We have words with the up-and-coming menswear designer as he graduates from the Greenwich college with this colourful collection
Having just completed his third year collection at Ravensbourne, menswear designer Kit Neale wasn’t always on a conventional career path. Swapping A Levels for internships, the designer then landed a job as a fashion assistant at Wonderland Magazine before an ultimate desire to design took over. Stating he doesn’t like to pay too much attention to academic input, his rebellious attitude seems to have paid off, with his iridescent creations having already caught the attention of fellow quirky designers including Gareth Pugh, Duckie Brown and Tom Scott NYC to name a few - and all this before graduation...
Dazed Digital: How did you get into fashion?
Kit Neale: I can't put my finger on it - it was a organic pathway I just followed that fed my fascination with craft as well as society.
DD: Is it true that you never did a foundation course or A-Levels? Do you think coming up through an unconventional route has made you try harder to achieve success?
Kit Neale: Yeah, when I left school I didn't want to do A-levels. Looking back it was a bold move to not go to college but all I wanted to do was move to london and work. Its certainly not been easy but I enjoy it and feel where I am now is naturally where I should be. I found I gained a lot of respect from people in industry pursuing my area of interest from a young age and built a strong support network of people mentoring me to succeed with a lot of hard work.
DD: What was the greatest lesson you learnt at Ravensbourne?

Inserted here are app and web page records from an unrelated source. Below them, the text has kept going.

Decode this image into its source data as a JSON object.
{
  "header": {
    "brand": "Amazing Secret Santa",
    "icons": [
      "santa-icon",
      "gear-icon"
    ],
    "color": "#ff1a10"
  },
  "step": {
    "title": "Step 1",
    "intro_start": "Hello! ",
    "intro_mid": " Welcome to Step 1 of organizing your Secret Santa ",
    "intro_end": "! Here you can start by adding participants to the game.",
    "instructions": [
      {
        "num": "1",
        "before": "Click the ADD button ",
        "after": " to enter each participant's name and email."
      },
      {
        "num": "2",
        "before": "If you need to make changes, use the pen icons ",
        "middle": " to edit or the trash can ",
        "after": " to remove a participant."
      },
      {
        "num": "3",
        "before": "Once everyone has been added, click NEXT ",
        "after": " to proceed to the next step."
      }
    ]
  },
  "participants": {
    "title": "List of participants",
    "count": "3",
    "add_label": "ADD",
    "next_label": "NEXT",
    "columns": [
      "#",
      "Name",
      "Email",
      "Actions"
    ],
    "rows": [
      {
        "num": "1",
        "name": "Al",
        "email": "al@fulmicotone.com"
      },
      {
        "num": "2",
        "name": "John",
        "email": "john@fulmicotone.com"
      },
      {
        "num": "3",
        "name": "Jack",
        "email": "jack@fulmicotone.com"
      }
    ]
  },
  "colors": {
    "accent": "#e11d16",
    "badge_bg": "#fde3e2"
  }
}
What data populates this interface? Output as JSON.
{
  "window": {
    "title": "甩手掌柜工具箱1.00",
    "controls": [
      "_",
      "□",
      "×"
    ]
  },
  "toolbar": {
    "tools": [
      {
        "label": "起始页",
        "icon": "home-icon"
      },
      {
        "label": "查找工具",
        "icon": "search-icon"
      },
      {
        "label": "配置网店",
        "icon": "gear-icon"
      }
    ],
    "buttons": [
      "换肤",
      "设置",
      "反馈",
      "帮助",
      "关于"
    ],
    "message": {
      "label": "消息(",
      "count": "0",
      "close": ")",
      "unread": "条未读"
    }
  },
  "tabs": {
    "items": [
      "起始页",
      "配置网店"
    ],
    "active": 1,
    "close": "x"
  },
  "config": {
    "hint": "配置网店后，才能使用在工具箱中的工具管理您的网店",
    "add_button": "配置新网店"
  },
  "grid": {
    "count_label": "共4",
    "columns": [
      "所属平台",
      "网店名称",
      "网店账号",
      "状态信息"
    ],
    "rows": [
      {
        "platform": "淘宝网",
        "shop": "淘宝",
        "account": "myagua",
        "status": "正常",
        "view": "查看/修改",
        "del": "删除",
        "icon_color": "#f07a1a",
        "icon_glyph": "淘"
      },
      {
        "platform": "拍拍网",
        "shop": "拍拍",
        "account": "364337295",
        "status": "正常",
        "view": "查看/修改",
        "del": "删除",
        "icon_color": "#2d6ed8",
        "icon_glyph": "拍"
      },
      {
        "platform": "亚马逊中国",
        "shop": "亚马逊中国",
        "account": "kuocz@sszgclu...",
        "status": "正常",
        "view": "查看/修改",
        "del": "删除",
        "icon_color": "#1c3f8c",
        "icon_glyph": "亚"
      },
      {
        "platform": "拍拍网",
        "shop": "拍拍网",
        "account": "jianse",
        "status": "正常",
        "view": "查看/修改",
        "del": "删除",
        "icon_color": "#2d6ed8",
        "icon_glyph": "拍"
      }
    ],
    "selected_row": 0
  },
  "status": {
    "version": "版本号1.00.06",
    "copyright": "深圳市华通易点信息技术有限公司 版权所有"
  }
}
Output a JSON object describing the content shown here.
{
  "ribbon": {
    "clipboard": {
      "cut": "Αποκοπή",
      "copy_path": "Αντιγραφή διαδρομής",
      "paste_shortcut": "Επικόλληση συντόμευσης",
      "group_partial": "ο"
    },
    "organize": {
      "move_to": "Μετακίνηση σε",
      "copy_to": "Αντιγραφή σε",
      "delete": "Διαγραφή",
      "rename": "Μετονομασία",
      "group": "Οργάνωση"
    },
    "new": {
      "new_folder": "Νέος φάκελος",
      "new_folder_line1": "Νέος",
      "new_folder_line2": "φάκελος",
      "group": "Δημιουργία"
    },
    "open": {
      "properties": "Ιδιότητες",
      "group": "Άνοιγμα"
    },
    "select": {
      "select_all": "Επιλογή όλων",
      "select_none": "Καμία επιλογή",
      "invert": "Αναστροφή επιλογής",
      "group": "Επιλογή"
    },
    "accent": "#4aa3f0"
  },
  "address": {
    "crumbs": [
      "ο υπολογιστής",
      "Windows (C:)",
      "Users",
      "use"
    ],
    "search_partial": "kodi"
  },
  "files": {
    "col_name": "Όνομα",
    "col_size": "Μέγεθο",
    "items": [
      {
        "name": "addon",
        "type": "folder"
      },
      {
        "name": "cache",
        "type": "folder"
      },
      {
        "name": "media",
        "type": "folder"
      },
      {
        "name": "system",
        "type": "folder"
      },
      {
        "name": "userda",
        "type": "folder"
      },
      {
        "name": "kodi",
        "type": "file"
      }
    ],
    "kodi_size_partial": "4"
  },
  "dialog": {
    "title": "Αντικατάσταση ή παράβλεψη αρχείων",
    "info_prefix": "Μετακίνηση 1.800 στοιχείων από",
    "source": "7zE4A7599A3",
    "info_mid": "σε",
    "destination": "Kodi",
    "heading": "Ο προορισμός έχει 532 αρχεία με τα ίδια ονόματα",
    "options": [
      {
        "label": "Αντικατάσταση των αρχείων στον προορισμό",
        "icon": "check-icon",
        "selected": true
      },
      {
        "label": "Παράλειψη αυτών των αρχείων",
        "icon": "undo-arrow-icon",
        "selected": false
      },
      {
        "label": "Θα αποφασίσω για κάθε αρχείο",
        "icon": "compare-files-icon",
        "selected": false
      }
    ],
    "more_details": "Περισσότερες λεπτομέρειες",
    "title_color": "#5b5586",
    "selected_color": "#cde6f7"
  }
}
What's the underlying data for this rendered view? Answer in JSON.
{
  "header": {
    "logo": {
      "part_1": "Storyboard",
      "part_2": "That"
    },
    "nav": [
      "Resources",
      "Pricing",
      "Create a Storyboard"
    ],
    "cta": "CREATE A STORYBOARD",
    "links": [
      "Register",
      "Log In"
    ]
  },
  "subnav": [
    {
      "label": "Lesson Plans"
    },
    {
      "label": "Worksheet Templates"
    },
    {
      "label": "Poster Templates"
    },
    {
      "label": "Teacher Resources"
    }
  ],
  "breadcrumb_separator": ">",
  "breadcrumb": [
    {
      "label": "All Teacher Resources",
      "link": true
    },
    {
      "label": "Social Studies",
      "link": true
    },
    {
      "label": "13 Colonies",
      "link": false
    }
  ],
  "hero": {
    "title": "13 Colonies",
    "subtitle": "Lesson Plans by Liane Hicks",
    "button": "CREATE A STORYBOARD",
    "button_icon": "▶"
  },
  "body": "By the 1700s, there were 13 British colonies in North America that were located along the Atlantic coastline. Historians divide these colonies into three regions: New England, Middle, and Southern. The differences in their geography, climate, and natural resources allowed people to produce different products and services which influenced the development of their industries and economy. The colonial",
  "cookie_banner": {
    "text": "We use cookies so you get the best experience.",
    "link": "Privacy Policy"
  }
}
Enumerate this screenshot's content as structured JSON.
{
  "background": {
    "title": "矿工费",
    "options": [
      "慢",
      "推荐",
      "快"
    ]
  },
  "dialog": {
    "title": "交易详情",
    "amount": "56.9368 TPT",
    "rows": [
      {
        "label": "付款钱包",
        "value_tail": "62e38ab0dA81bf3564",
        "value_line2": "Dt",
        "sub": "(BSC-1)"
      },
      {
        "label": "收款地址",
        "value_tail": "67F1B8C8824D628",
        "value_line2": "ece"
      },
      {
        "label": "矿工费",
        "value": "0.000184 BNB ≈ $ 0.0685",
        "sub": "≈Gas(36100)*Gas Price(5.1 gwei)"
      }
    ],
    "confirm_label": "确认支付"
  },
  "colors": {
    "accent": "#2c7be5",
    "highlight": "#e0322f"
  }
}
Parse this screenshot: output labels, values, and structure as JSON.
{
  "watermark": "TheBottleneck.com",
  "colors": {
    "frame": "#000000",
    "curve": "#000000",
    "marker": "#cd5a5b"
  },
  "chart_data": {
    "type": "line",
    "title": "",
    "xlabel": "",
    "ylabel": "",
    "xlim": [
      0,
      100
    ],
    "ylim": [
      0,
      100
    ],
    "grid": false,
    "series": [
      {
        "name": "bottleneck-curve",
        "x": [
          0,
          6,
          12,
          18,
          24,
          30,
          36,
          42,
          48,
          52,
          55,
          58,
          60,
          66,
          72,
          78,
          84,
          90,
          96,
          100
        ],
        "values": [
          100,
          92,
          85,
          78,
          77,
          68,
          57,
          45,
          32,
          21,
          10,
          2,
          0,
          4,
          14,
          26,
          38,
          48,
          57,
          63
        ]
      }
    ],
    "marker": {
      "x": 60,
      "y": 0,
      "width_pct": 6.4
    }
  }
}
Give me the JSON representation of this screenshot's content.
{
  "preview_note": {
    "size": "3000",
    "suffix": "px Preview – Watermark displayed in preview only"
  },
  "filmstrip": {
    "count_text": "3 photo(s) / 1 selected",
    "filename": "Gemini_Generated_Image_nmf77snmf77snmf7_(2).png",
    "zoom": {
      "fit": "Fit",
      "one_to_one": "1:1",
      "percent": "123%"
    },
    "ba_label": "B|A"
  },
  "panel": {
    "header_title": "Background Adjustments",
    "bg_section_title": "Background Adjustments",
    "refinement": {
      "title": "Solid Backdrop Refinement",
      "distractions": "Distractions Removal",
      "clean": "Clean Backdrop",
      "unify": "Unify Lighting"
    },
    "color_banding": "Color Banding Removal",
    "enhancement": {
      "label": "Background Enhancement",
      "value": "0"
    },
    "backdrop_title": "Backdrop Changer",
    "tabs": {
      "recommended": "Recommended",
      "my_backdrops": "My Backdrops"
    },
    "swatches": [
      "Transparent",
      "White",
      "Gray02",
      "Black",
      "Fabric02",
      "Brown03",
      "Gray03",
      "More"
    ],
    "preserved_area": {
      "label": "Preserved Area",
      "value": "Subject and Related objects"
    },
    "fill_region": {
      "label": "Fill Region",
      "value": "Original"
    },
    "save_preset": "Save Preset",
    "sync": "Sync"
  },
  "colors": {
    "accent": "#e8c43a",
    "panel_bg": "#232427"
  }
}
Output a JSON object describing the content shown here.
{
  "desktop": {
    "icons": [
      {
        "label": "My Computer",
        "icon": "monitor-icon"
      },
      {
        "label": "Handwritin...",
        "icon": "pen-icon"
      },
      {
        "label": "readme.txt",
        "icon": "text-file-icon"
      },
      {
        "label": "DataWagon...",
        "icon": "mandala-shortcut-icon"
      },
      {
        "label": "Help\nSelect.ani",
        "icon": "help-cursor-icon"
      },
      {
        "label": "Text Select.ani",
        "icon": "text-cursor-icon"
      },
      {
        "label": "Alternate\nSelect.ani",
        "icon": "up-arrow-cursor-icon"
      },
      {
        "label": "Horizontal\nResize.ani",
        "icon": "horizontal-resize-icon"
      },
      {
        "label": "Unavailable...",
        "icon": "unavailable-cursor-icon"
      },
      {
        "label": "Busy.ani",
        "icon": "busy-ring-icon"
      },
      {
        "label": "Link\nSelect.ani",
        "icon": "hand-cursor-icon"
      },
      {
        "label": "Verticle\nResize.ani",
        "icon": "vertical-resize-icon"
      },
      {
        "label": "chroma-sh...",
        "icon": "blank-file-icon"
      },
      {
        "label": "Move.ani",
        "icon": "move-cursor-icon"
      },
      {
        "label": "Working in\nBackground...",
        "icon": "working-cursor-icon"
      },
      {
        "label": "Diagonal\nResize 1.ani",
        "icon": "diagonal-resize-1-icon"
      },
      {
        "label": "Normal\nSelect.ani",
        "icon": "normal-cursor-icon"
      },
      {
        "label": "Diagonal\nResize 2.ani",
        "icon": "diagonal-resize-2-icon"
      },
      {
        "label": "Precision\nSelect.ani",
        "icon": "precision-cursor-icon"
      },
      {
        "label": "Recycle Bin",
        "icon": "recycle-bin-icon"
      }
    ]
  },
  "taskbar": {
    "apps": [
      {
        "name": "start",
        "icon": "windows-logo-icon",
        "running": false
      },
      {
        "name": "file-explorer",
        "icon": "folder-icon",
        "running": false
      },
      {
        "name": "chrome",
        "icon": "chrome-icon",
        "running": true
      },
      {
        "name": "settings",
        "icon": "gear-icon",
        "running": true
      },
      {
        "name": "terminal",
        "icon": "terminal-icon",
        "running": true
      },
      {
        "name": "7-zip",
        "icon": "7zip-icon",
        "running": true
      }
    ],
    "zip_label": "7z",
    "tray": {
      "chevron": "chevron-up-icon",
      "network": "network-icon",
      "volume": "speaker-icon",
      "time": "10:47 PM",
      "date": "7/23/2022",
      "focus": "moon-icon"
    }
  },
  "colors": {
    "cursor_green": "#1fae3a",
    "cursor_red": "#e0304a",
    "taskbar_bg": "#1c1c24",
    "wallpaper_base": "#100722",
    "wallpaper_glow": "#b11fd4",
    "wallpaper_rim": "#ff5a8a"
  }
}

Kit Neale: Higher education places you in a false sense of security. College, while invaluable to my development as a individual and a designer, runs a institutional tick box society - my greatest lesson was to ignore it and discover a working process that suits me.
DD: Describe your aesthetic/style of design...
Kit Neale: I try to design with a stylistic perspective, nothing in my work is particularly coherent or matching. I source different references, textures and shapes and attempt to mould them in to an image that has some sort of correlation with what I'm trying to achieve. It's how people dress in life, it is very tactile.
DD: Which designers do you admire and why?
Kit Neale: I admire a lot of designers such as comme and dries but I tend not to fixate myself on designers like I do with artists and stylist. Artists such as Ray Smith, Grayson Perry and Chris Ofili are more influential to me - their conceptual interpretation of colour and patterns to construct an image and tone is why I love their work. I see similarities with artists as I do with stylists, I'm completely obsessed with Ray Petri.
DD: What future projects are you working on now?
Kit Neale: There are exciting things in the pipeline but nothing in stone. I've set up my own company and really want to push it forward.
Photos by Sarah Mark